> [Work order]:
Start to finish, repeat the records exactly.

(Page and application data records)
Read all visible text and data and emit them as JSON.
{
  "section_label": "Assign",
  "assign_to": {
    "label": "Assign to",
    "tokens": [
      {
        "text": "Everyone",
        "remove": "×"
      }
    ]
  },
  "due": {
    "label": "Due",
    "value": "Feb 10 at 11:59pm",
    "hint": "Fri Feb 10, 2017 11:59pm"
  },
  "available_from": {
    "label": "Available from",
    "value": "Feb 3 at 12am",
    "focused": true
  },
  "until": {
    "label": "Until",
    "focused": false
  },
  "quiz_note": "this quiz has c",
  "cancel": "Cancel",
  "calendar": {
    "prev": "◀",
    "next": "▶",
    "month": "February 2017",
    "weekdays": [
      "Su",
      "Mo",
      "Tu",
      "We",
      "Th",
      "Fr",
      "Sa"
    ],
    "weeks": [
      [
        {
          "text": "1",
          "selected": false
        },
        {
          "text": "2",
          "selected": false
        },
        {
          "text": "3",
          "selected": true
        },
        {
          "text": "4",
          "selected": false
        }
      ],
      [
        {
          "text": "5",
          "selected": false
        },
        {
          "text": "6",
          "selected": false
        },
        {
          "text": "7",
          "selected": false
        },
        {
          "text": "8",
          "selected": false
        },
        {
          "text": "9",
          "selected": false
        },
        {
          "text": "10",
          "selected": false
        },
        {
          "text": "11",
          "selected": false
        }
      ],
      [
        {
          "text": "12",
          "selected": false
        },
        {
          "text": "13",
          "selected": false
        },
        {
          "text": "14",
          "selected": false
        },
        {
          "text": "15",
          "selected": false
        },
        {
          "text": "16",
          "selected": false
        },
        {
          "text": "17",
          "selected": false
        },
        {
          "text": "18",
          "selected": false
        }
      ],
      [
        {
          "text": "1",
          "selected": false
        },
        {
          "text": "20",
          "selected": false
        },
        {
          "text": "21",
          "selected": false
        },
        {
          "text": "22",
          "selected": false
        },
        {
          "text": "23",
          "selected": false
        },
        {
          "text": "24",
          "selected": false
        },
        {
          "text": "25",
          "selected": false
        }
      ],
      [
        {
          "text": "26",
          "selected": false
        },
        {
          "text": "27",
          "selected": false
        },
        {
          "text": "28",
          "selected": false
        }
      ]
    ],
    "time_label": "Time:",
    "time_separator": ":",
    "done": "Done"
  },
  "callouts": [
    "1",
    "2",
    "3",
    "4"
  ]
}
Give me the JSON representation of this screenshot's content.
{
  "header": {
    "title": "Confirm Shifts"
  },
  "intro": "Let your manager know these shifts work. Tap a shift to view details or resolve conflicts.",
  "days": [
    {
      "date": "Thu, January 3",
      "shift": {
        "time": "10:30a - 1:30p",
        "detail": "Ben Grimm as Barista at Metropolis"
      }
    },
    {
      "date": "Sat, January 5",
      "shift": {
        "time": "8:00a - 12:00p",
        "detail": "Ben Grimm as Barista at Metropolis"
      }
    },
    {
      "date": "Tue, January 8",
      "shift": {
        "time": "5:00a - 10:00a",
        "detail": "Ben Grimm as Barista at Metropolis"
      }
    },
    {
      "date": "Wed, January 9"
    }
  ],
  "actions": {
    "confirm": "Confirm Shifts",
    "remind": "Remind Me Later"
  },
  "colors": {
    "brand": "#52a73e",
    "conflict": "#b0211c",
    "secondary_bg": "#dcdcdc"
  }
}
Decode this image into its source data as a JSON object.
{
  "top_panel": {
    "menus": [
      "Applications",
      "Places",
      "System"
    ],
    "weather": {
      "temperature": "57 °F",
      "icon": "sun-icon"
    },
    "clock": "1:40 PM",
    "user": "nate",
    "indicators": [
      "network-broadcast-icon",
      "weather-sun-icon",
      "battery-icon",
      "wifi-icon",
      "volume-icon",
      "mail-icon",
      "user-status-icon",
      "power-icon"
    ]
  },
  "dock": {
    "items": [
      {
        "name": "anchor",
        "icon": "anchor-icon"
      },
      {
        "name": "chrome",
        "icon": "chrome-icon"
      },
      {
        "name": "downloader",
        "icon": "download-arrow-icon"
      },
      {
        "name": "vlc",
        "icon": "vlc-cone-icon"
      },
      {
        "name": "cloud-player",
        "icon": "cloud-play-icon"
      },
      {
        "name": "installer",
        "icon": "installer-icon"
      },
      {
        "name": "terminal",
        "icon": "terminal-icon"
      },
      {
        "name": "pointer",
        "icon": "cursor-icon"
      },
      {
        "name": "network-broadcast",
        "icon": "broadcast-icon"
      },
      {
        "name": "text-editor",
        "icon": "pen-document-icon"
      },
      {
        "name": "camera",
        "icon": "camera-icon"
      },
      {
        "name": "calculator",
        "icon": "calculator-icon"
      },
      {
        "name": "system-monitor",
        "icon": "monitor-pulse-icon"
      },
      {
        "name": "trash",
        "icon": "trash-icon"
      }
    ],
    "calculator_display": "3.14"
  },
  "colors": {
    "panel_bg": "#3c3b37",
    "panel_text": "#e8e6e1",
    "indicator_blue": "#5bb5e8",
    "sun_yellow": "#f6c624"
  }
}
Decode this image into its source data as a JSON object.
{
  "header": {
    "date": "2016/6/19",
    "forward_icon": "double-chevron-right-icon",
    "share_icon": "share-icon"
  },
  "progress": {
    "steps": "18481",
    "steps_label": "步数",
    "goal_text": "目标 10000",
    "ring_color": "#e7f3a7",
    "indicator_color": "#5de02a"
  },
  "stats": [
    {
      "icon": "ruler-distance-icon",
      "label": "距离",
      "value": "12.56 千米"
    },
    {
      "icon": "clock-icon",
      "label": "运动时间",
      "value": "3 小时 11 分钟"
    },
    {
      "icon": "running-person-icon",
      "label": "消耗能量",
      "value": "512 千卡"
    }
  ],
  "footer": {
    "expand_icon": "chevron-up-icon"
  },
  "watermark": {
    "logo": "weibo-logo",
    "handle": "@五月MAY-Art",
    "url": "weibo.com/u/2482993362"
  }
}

> [Result below]:
Read all visible text and data and emit them as JSON.
{
  "section_label": "Assign",
  "assign_to": {
    "label": "Assign to",
    "tokens": [
      {
        "text": "Everyone",
        "remove": "×"
      }
    ]
  },
  "due": {
    "label": "Due",
    "value": "Feb 10 at 11:59pm",
    "hint": "Fri Feb 10, 2017 11:59pm"
  },
  "available_from": {
    "label": "Available from",
    "value": "Feb 3 at 12am",
    "focused": true
  },
  "until": {
    "label": "Until",
    "focused": false
  },
  "quiz_note": "this quiz has c",
  "cancel": "Cancel",
  "calendar": {
    "prev": "◀",
    "next": "▶",
    "month": "February 2017",
    "weekdays": [
      "Su",
      "Mo",
      "Tu",
      "We",
      "Th",
      "Fr",
      "Sa"
    ],
    "weeks": [
      [
        {
          "text": "1",
          "selected": false
        },
        {
          "text": "2",
          "selected": false
        },
        {
          "text": "3",
          "selected": true
        },
        {
          "text": "4",
          "selected": false
        }
      ],
      [
        {
          "text": "5",
          "selected": false
        },
        {
          "text": "6",
          "selected": false
        },
        {
          "text": "7",
          "selected": false
        },
        {
          "text": "8",
          "selected": false
        },
        {
          "text": "9",
          "selected": false
        },
        {
          "text": "10",
          "selected": false
        },
        {
          "text": "11",
          "selected": false
        }
      ],
      [
        {
          "text": "12",
          "selected": false
        },
        {
          "text": "13",
          "selected": false
        },
        {
          "text": "14",
          "selected": false
        },
        {
          "text": "15",
          "selected": false
        },
        {
          "text": "16",
          "selected": false
        },
        {
          "text": "17",
          "selected": false
        },
        {
          "text": "18",
          "selected": false
        }
      ],
      [
        {
          "text": "1",
          "selected": false
        },
        {
          "text": "20",
          "selected": false
        },
        {
          "text": "21",
          "selected": false
        },
        {
          "text": "22",
          "selected": false
        },
        {
          "text": "23",
          "selected": false
        },
        {
          "text": "24",
          "selected": false
        },
        {
          "text": "25",
          "selected": false
        }
      ],
      [
        {
          "text": "26",
          "selected": false
        },
        {
          "text": "27",
          "selected": false
        },
        {
          "text": "28",
          "selected": false
        }
      ]
    ],
    "time_label": "Time:",
    "time_separator": ":",
    "done": "Done"
  },
  "callouts": [
    "1",
    "2",
    "3",
    "4"
  ]
}
Give me the JSON representation of this screenshot's content.
{
  "header": {
    "title": "Confirm Shifts"
  },
  "intro": "Let your manager know these shifts work. Tap a shift to view details or resolve conflicts.",
  "days": [
    {
      "date": "Thu, January 3",
      "shift": {
        "time": "10:30a - 1:30p",
        "detail": "Ben Grimm as Barista at Metropolis"
      }
    },
    {
      "date": "Sat, January 5",
      "shift": {
        "time": "8:00a - 12:00p",
        "detail": "Ben Grimm as Barista at Metropolis"
      }
    },
    {
      "date": "Tue, January 8",
      "shift": {
        "time": "5:00a - 10:00a",
        "detail": "Ben Grimm as Barista at Metropolis"
      }
    },
    {
      "date": "Wed, January 9"
    }
  ],
  "actions": {
    "confirm": "Confirm Shifts",
    "remind": "Remind Me Later"
  },
  "colors": {
    "brand": "#52a73e",
    "conflict": "#b0211c",
    "secondary_bg": "#dcdcdc"
  }
}
Decode this image into its source data as a JSON object.
{
  "top_panel": {
    "menus": [
      "Applications",
      "Places",
      "System"
    ],
    "weather": {
      "temperature": "57 °F",
      "icon": "sun-icon"
    },
    "clock": "1:40 PM",
    "user": "nate",
    "indicators": [
      "network-broadcast-icon",
      "weather-sun-icon",
      "battery-icon",
      "wifi-icon",
      "volume-icon",
      "mail-icon",
      "user-status-icon",
      "power-icon"
    ]
  },
  "dock": {
    "items": [
      {
        "name": "anchor",
        "icon": "anchor-icon"
      },
      {
        "name": "chrome",
        "icon": "chrome-icon"
      },
      {
        "name": "downloader",
        "icon": "download-arrow-icon"
      },
      {
        "name": "vlc",
        "icon": "vlc-cone-icon"
      },
      {
        "name": "cloud-player",
        "icon": "cloud-play-icon"
      },
      {
        "name": "installer",
        "icon": "installer-icon"
      },
      {
        "name": "terminal",
        "icon": "terminal-icon"
      },
      {
        "name": "pointer",
        "icon": "cursor-icon"
      },
      {
        "name": "network-broadcast",
        "icon": "broadcast-icon"
      },
      {
        "name": "text-editor",
        "icon": "pen-document-icon"
      },
      {
        "name": "camera",
        "icon": "camera-icon"
      },
      {
        "name": "calculator",
        "icon": "calculator-icon"
      },
      {
        "name": "system-monitor",
        "icon": "monitor-pulse-icon"
      },
      {
        "name": "trash",
        "icon": "trash-icon"
      }
    ],
    "calculator_display": "3.14"
  },
  "colors": {
    "panel_bg": "#3c3b37",
    "panel_text": "#e8e6e1",
    "indicator_blue": "#5bb5e8",
    "sun_yellow": "#f6c624"
  }
}
Decode this image into its source data as a JSON object.
{
  "header": {
    "date": "2016/6/19",
    "forward_icon": "double-chevron-right-icon",
    "share_icon": "share-icon"
  },
  "progress": {
    "steps": "18481",
    "steps_label": "步数",
    "goal_text": "目标 10000",
    "ring_color": "#e7f3a7",
    "indicator_color": "#5de02a"
  },
  "stats": [
    {
      "icon": "ruler-distance-icon",
      "label": "距离",
      "value": "12.56 千米"
    },
    {
      "icon": "clock-icon",
      "label": "运动时间",
      "value": "3 小时 11 分钟"
    },
    {
      "icon": "running-person-icon",
      "label": "消耗能量",
      "value": "512 千卡"
    }
  ],
  "footer": {
    "expand_icon": "chevron-up-icon"
  },
  "watermark": {
    "logo": "weibo-logo",
    "handle": "@五月MAY-Art",
    "url": "weibo.com/u/2482993362"
  }
}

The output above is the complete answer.